    running build_ext
    error: don’t know how to compile C/C++ code on platform ‘nt’ with ‘mingw32

    C:\Stuff\PhD\Westpac_work_package\py-editdist-0.3>python install
    running install
    running build
    running build_ext
    building ‘editdist’ extension
    creating build
    creating build\temp.win32-2.6
    creating build\temp.win32-2.6\Release
    C:\MinGW\bin\gcc.exe -mno-cygwin -mdll -O -Wall -IC:\Python26\include -IC:\
    n26\PC -c editdist.c -o build\temp.win32-2.6\Release\editdist.o
    editdist.c:37:21: warning: type defaults to ‘int’ in declaration of ‘u_int8
    editdist.c:37:30: error: expected ‘;’, ‘,’ or ‘)’ before ‘*’ token
    editdist.c: In function ‘editdist_distance’:
    editdist.c:102:2: warning: implicit declaration of function ‘edit_distance’
    error: command ‘gcc’ failed with exit status 1

  11. elibenNo Gravatar Says:


    Seems to me you have an error there, which is why the compiler fails.
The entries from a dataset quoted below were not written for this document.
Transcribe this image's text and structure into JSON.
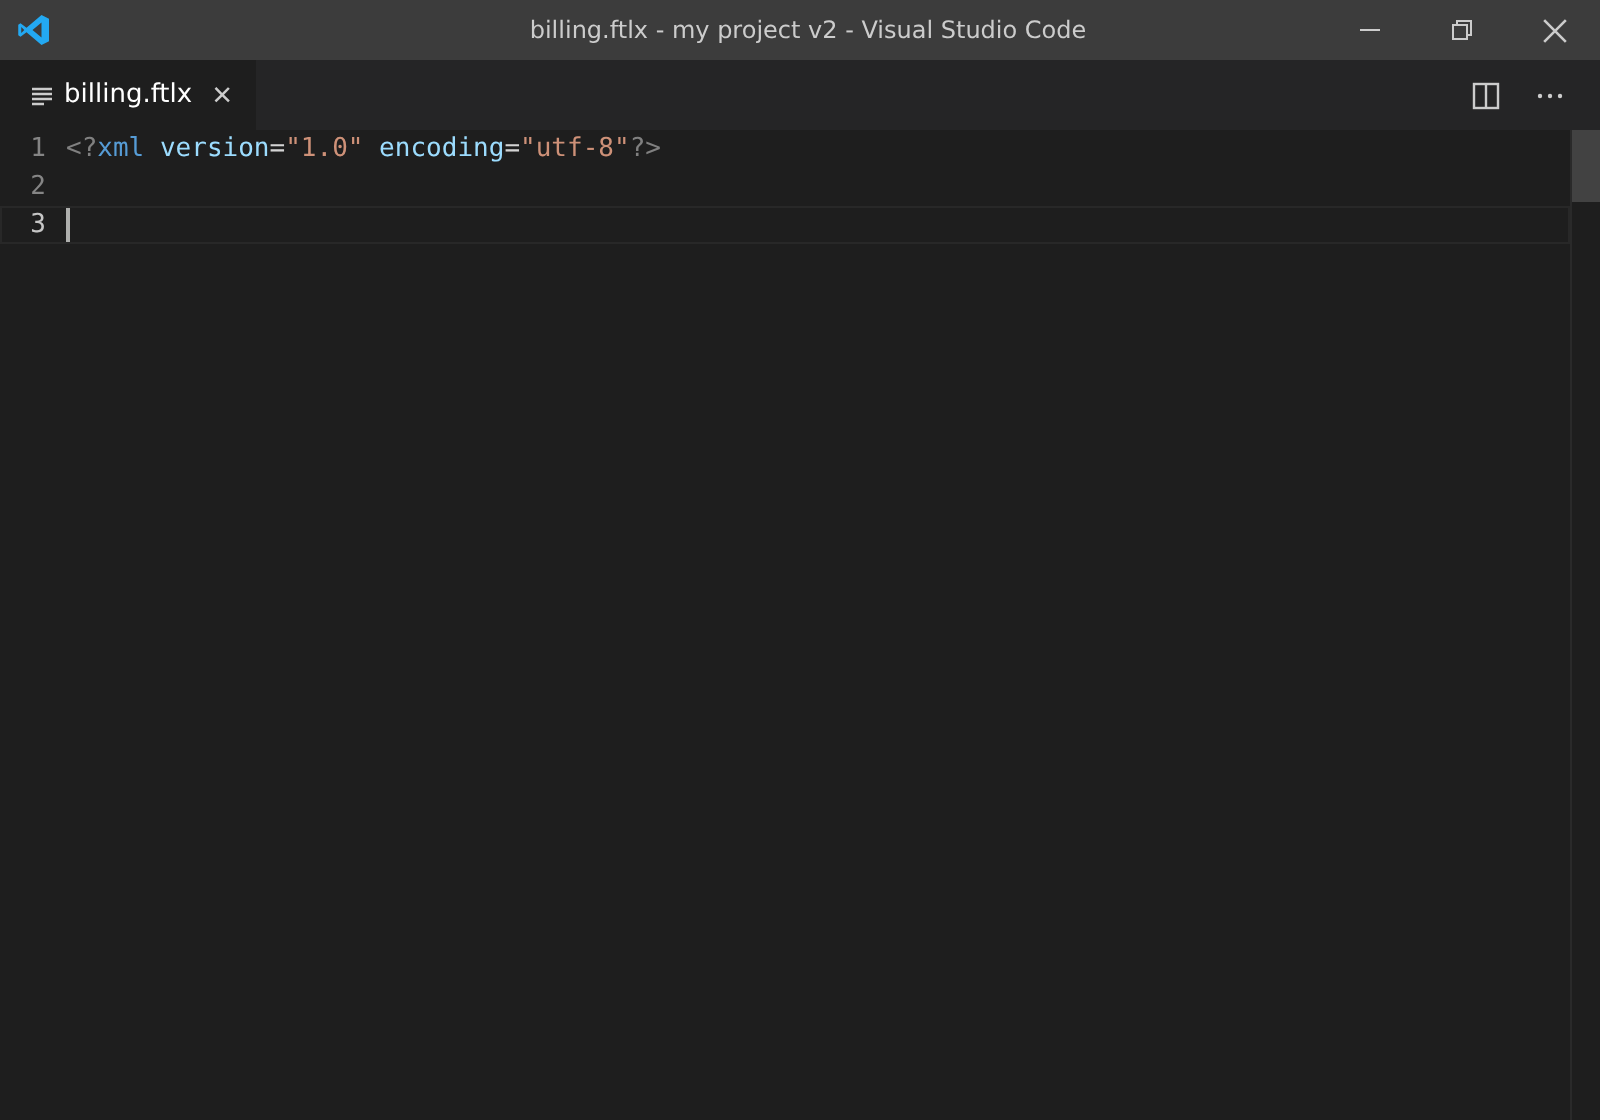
{
  "window": {
    "title": "billing.ftlx - my project v2 - Visual Studio Code"
  },
  "tabs": [
    {
      "label": "billing.ftlx",
      "close": "×",
      "selected": true
    }
  ],
  "editor": {
    "lines": [
      {
        "number": "1",
        "current": false,
        "tokens": [
          {
            "kind": "punct",
            "text": "<?"
          },
          {
            "kind": "tag",
            "text": "xml"
          },
          {
            "kind": "attr",
            "text": " version"
          },
          {
            "kind": "op",
            "text": "="
          },
          {
            "kind": "string",
            "text": "\"1.0\""
          },
          {
            "kind": "attr",
            "text": " encoding"
          },
          {
            "kind": "op",
            "text": "="
          },
          {
            "kind": "string",
            "text": "\"utf-8\""
          },
          {
            "kind": "punct",
            "text": "?>"
          }
        ]
      },
      {
        "number": "2",
        "current": false
      },
      {
        "number": "3",
        "current": true
      }
    ]
  }
}
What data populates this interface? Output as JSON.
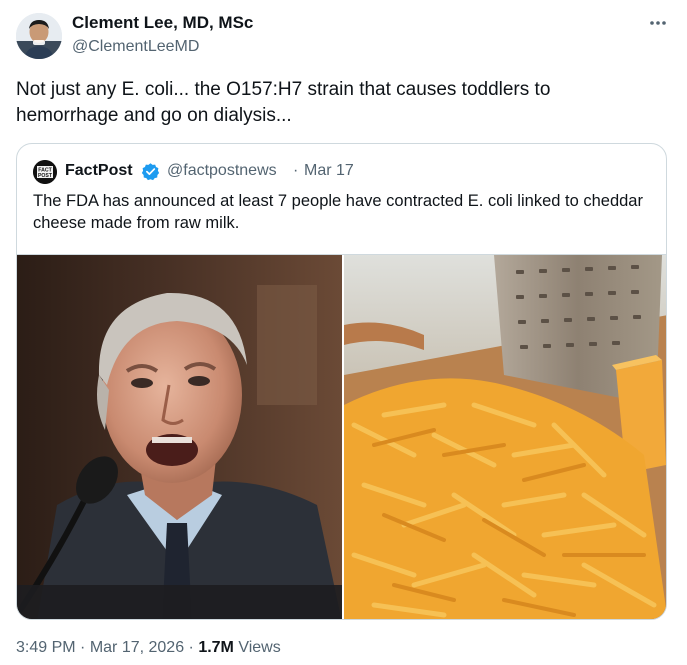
{
  "author": {
    "name": "Clement Lee, MD, MSc",
    "handle": "@ClementLeeMD"
  },
  "more_icon": "more-horizontal-icon",
  "tweet": {
    "text": "Not just any E. coli... the O157:H7 strain that causes toddlers to hemorrhage and go on dialysis..."
  },
  "quote": {
    "avatar_text": "FACT POST",
    "name": "FactPost",
    "handle": "@factpostnews",
    "separator": "·",
    "date": "Mar 17",
    "text": "The FDA has announced at least 7 people have contracted E. coli linked to cheddar cheese made from raw milk.",
    "verified_color": "#1d9bf0"
  },
  "meta": {
    "time": "3:49 PM",
    "sep1": " · ",
    "date": "Mar 17, 2026",
    "sep2": " · ",
    "views_count": "1.7M",
    "views_label": " Views"
  }
}
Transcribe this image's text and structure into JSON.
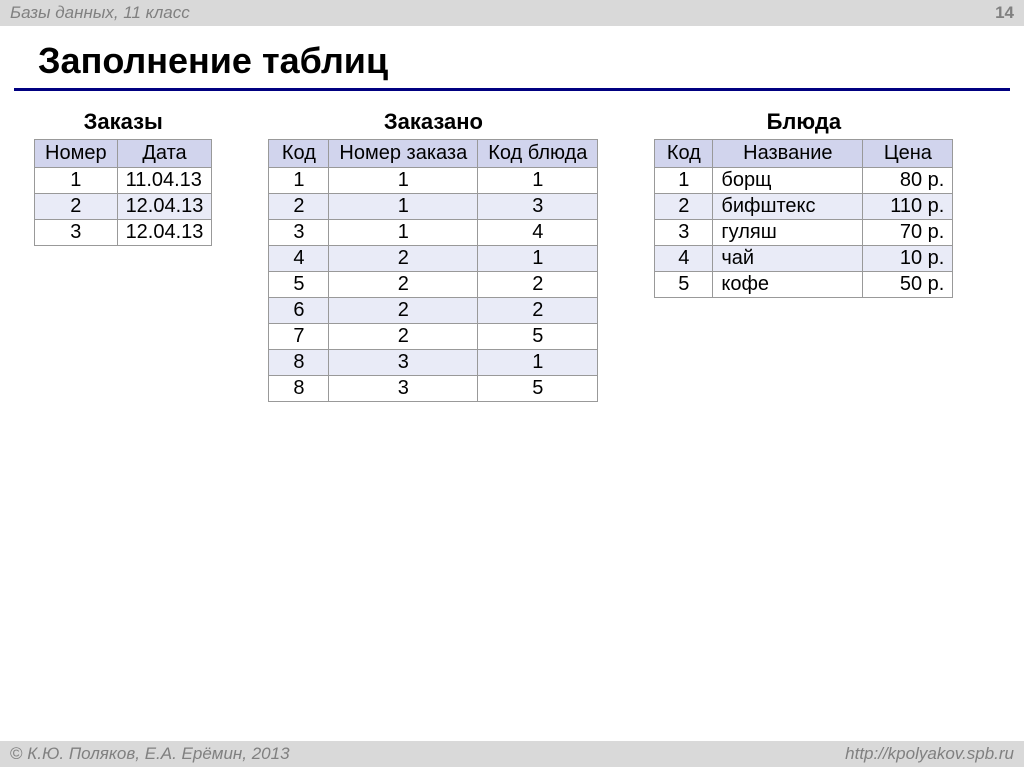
{
  "header": {
    "subject": "Базы данных, 11 класс",
    "page": "14"
  },
  "title": "Заполнение таблиц",
  "tables": {
    "orders": {
      "caption": "Заказы",
      "headers": [
        "Номер",
        "Дата"
      ],
      "rows": [
        [
          "1",
          "11.04.13"
        ],
        [
          "2",
          "12.04.13"
        ],
        [
          "3",
          "12.04.13"
        ]
      ]
    },
    "ordered": {
      "caption": "Заказано",
      "headers": [
        "Код",
        "Номер заказа",
        "Код блюда"
      ],
      "rows": [
        [
          "1",
          "1",
          "1"
        ],
        [
          "2",
          "1",
          "3"
        ],
        [
          "3",
          "1",
          "4"
        ],
        [
          "4",
          "2",
          "1"
        ],
        [
          "5",
          "2",
          "2"
        ],
        [
          "6",
          "2",
          "2"
        ],
        [
          "7",
          "2",
          "5"
        ],
        [
          "8",
          "3",
          "1"
        ],
        [
          "8",
          "3",
          "5"
        ]
      ]
    },
    "dishes": {
      "caption": "Блюда",
      "headers": [
        "Код",
        "Название",
        "Цена"
      ],
      "rows": [
        [
          "1",
          "борщ",
          "80 р."
        ],
        [
          "2",
          "бифштекс",
          "110 р."
        ],
        [
          "3",
          "гуляш",
          "70 р."
        ],
        [
          "4",
          "чай",
          "10 р."
        ],
        [
          "5",
          "кофе",
          "50 р."
        ]
      ]
    }
  },
  "footer": {
    "copyright_symbol": "©",
    "authors": " К.Ю. Поляков, Е.А. Ерёмин, 2013",
    "url": "http://kpolyakov.spb.ru"
  }
}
Look at the notice on editdist.c:37:30

  12. ddwNo Gravatar Says:

    Just a short but sincere THANK YOU – I too spent 2 days in a fog trying to include openSSL into ActiveState python25 with minGW so I could deploy an app on Google App Engine with an https logon.

    It took some finding, but your excellent pre-built libpython25.a (and this blog) finally did the trick.

    In my view, this entry should be included and credited on the Google App Engine site itself… many thanks again.

  13. AaronNo Gravatar Says:

    I thought you might find this link handy:

    This fellow went and created a version of MinGW GCC specifically taylored for building Python extension modules.

  14. JoshuaNo Gravatar Says:

    Dude, you rock!

  15. ojdoNo Gravatar Says:

    Thank you very much for sharing this. Thanks to pexports.exe I managed to build pyglpk and pymprog under ActiveState Python 2.7.